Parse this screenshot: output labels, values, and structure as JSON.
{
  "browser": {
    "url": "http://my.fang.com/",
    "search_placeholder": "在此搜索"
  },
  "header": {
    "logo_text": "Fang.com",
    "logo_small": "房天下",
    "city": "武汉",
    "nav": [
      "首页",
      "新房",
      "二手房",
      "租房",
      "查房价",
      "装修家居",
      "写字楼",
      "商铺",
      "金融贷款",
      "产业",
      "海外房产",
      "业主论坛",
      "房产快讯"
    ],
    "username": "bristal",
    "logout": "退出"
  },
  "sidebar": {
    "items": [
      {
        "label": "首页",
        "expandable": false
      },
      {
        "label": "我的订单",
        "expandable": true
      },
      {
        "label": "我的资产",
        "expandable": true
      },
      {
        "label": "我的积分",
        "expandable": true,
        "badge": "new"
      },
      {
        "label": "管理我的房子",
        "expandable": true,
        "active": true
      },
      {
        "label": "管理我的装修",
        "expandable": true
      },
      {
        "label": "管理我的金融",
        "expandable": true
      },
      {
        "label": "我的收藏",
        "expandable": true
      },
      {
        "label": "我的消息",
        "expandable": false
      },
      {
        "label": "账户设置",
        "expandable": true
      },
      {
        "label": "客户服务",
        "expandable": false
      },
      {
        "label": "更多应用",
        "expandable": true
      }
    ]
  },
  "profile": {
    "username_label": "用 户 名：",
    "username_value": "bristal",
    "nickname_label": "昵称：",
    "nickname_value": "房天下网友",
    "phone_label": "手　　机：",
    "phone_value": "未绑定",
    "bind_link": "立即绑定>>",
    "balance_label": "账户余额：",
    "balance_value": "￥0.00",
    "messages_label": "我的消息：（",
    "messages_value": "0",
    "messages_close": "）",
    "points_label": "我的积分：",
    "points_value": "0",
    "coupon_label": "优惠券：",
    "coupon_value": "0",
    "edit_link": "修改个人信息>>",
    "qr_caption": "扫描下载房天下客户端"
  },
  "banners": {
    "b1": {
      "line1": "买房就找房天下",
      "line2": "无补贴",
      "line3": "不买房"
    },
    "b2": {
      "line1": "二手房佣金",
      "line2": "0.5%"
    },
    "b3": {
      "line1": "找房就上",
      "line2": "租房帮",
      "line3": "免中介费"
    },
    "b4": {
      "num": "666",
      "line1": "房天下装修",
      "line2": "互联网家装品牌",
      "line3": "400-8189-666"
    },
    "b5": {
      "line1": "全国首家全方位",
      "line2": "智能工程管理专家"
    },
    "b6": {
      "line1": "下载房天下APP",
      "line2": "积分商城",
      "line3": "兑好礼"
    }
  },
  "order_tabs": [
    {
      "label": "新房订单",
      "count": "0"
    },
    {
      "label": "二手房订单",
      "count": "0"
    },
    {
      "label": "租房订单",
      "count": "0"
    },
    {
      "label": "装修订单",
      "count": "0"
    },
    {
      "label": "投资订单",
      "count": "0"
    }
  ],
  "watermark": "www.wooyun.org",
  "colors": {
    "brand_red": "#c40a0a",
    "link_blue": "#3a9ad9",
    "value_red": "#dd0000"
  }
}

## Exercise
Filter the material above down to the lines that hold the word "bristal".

## Task solution
    "username": "bristal",
    "username_value": "bristal",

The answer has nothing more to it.